Problem statement:
Where an image appears, leave it out; otherwise repeat the data exactly.

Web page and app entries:
╔══
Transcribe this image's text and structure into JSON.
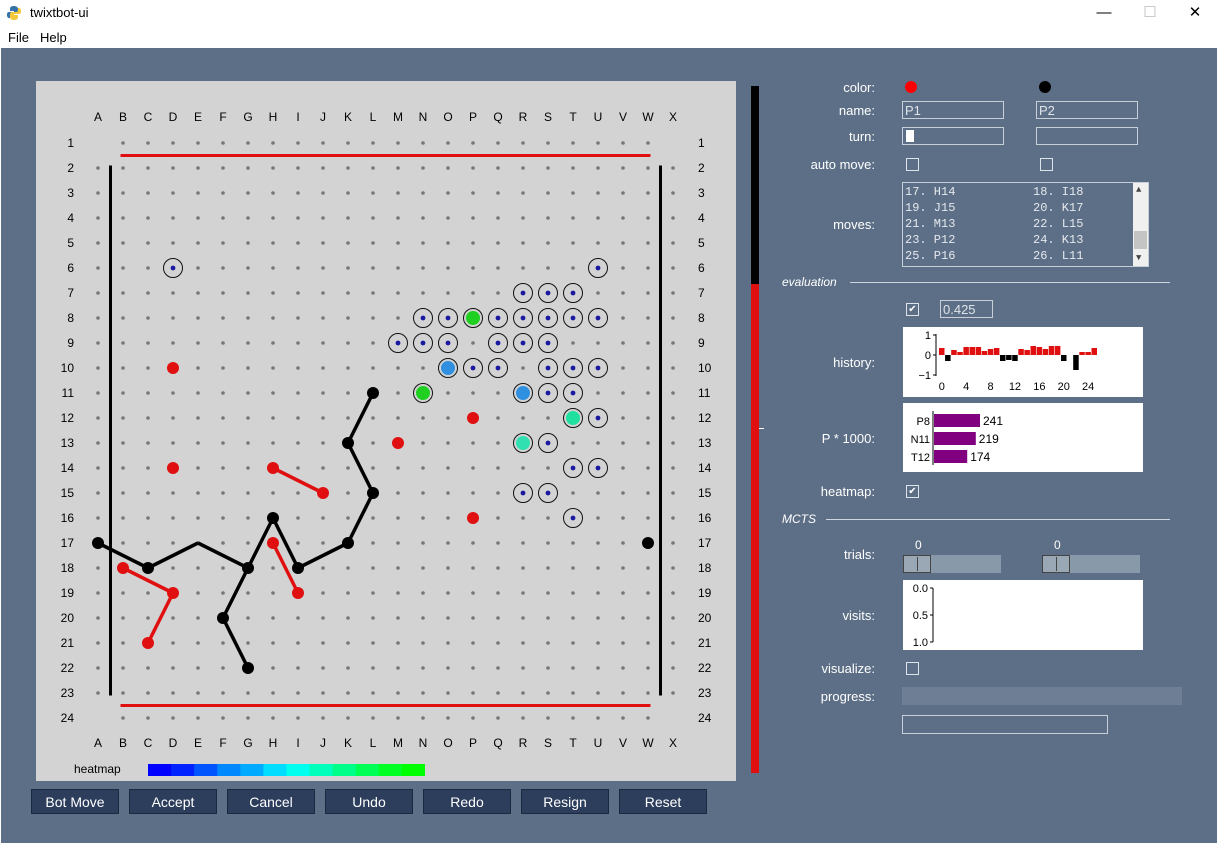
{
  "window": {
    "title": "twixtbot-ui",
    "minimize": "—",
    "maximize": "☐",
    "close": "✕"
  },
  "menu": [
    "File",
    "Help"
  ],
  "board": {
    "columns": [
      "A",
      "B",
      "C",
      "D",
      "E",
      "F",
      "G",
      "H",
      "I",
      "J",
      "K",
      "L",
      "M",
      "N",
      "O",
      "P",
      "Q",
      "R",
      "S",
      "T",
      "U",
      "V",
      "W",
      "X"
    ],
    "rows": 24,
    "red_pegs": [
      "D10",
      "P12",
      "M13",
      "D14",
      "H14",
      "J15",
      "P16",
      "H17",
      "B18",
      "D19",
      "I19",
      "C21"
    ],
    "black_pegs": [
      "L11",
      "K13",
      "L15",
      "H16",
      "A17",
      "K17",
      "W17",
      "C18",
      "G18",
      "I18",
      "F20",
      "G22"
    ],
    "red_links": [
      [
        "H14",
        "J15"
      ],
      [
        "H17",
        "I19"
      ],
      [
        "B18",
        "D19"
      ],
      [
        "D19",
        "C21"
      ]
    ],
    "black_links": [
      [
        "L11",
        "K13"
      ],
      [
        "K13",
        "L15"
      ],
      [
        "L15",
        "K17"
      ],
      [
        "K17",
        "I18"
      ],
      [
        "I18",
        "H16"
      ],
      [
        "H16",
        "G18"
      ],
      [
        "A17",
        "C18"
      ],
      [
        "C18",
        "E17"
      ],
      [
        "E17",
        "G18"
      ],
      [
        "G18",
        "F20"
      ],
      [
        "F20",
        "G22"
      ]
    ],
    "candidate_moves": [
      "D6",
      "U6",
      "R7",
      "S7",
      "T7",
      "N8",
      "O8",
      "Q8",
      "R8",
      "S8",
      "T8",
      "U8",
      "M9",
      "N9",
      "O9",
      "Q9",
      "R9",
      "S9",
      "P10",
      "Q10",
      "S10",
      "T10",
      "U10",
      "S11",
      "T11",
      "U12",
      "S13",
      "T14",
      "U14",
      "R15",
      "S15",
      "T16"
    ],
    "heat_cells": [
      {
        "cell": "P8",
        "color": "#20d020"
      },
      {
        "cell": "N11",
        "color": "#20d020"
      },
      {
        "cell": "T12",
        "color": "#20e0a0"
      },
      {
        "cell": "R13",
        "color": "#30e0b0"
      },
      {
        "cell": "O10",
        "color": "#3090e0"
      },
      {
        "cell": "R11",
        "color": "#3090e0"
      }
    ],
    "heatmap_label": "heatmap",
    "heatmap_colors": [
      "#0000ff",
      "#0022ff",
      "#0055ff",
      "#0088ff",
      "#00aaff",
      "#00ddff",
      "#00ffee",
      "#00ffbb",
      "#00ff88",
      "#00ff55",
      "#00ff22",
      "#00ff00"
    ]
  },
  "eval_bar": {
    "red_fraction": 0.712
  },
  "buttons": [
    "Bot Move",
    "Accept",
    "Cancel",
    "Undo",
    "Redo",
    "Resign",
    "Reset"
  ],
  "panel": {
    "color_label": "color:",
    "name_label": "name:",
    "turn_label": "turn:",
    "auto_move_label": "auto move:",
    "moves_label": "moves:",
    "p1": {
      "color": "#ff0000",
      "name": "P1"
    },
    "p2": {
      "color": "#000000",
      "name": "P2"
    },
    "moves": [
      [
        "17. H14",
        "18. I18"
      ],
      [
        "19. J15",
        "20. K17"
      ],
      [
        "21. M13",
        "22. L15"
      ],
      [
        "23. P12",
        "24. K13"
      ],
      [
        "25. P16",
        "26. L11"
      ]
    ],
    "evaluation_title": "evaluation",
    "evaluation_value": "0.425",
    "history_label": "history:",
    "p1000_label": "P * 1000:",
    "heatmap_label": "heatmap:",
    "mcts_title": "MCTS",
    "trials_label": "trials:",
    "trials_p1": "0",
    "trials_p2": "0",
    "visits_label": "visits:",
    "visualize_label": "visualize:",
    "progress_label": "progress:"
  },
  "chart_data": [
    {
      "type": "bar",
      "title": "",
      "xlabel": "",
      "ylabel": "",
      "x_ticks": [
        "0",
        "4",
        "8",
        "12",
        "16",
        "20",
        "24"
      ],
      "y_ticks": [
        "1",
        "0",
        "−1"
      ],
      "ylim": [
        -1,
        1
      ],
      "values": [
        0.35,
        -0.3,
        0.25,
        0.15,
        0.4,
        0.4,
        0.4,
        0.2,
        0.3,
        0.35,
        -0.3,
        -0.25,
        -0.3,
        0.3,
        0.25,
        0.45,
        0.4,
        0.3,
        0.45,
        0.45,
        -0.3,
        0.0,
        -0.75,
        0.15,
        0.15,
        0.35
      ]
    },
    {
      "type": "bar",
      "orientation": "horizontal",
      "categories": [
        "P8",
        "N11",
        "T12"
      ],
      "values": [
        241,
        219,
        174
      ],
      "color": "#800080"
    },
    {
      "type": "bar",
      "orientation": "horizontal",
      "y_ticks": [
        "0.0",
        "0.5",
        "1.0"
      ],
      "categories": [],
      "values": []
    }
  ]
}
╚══
Result:
Transcribe this image's text and structure into JSON.
{
  "window": {
    "title": "twixtbot-ui",
    "minimize": "—",
    "maximize": "☐",
    "close": "✕"
  },
  "menu": [
    "File",
    "Help"
  ],
  "board": {
    "columns": [
      "A",
      "B",
      "C",
      "D",
      "E",
      "F",
      "G",
      "H",
      "I",
      "J",
      "K",
      "L",
      "M",
      "N",
      "O",
      "P",
      "Q",
      "R",
      "S",
      "T",
      "U",
      "V",
      "W",
      "X"
    ],
    "rows": 24,
    "red_pegs": [
      "D10",
      "P12",
      "M13",
      "D14",
      "H14",
      "J15",
      "P16",
      "H17",
      "B18",
      "D19",
      "I19",
      "C21"
    ],
    "black_pegs": [
      "L11",
      "K13",
      "L15",
      "H16",
      "A17",
      "K17",
      "W17",
      "C18",
      "G18",
      "I18",
      "F20",
      "G22"
    ],
    "red_links": [
      [
        "H14",
        "J15"
      ],
      [
        "H17",
        "I19"
      ],
      [
        "B18",
        "D19"
      ],
      [
        "D19",
        "C21"
      ]
    ],
    "black_links": [
      [
        "L11",
        "K13"
      ],
      [
        "K13",
        "L15"
      ],
      [
        "L15",
        "K17"
      ],
      [
        "K17",
        "I18"
      ],
      [
        "I18",
        "H16"
      ],
      [
        "H16",
        "G18"
      ],
      [
        "A17",
        "C18"
      ],
      [
        "C18",
        "E17"
      ],
      [
        "E17",
        "G18"
      ],
      [
        "G18",
        "F20"
      ],
      [
        "F20",
        "G22"
      ]
    ],
    "candidate_moves": [
      "D6",
      "U6",
      "R7",
      "S7",
      "T7",
      "N8",
      "O8",
      "Q8",
      "R8",
      "S8",
      "T8",
      "U8",
      "M9",
      "N9",
      "O9",
      "Q9",
      "R9",
      "S9",
      "P10",
      "Q10",
      "S10",
      "T10",
      "U10",
      "S11",
      "T11",
      "U12",
      "S13",
      "T14",
      "U14",
      "R15",
      "S15",
      "T16"
    ],
    "heat_cells": [
      {
        "cell": "P8",
        "color": "#20d020"
      },
      {
        "cell": "N11",
        "color": "#20d020"
      },
      {
        "cell": "T12",
        "color": "#20e0a0"
      },
      {
        "cell": "R13",
        "color": "#30e0b0"
      },
      {
        "cell": "O10",
        "color": "#3090e0"
      },
      {
        "cell": "R11",
        "color": "#3090e0"
      }
    ],
    "heatmap_label": "heatmap",
    "heatmap_colors": [
      "#0000ff",
      "#0022ff",
      "#0055ff",
      "#0088ff",
      "#00aaff",
      "#00ddff",
      "#00ffee",
      "#00ffbb",
      "#00ff88",
      "#00ff55",
      "#00ff22",
      "#00ff00"
    ]
  },
  "eval_bar": {
    "red_fraction": 0.712
  },
  "buttons": [
    "Bot Move",
    "Accept",
    "Cancel",
    "Undo",
    "Redo",
    "Resign",
    "Reset"
  ],
  "panel": {
    "color_label": "color:",
    "name_label": "name:",
    "turn_label": "turn:",
    "auto_move_label": "auto move:",
    "moves_label": "moves:",
    "p1": {
      "color": "#ff0000",
      "name": "P1"
    },
    "p2": {
      "color": "#000000",
      "name": "P2"
    },
    "moves": [
      [
        "17. H14",
        "18. I18"
      ],
      [
        "19. J15",
        "20. K17"
      ],
      [
        "21. M13",
        "22. L15"
      ],
      [
        "23. P12",
        "24. K13"
      ],
      [
        "25. P16",
        "26. L11"
      ]
    ],
    "evaluation_title": "evaluation",
    "evaluation_value": "0.425",
    "history_label": "history:",
    "p1000_label": "P * 1000:",
    "heatmap_label": "heatmap:",
    "mcts_title": "MCTS",
    "trials_label": "trials:",
    "trials_p1": "0",
    "trials_p2": "0",
    "visits_label": "visits:",
    "visualize_label": "visualize:",
    "progress_label": "progress:"
  },
  "chart_data": [
    {
      "type": "bar",
      "title": "",
      "xlabel": "",
      "ylabel": "",
      "x_ticks": [
        "0",
        "4",
        "8",
        "12",
        "16",
        "20",
        "24"
      ],
      "y_ticks": [
        "1",
        "0",
        "−1"
      ],
      "ylim": [
        -1,
        1
      ],
      "values": [
        0.35,
        -0.3,
        0.25,
        0.15,
        0.4,
        0.4,
        0.4,
        0.2,
        0.3,
        0.35,
        -0.3,
        -0.25,
        -0.3,
        0.3,
        0.25,
        0.45,
        0.4,
        0.3,
        0.45,
        0.45,
        -0.3,
        0.0,
        -0.75,
        0.15,
        0.15,
        0.35
      ]
    },
    {
      "type": "bar",
      "orientation": "horizontal",
      "categories": [
        "P8",
        "N11",
        "T12"
      ],
      "values": [
        241,
        219,
        174
      ],
      "color": "#800080"
    },
    {
      "type": "bar",
      "orientation": "horizontal",
      "y_ticks": [
        "0.0",
        "0.5",
        "1.0"
      ],
      "categories": [],
      "values": []
    }
  ]
}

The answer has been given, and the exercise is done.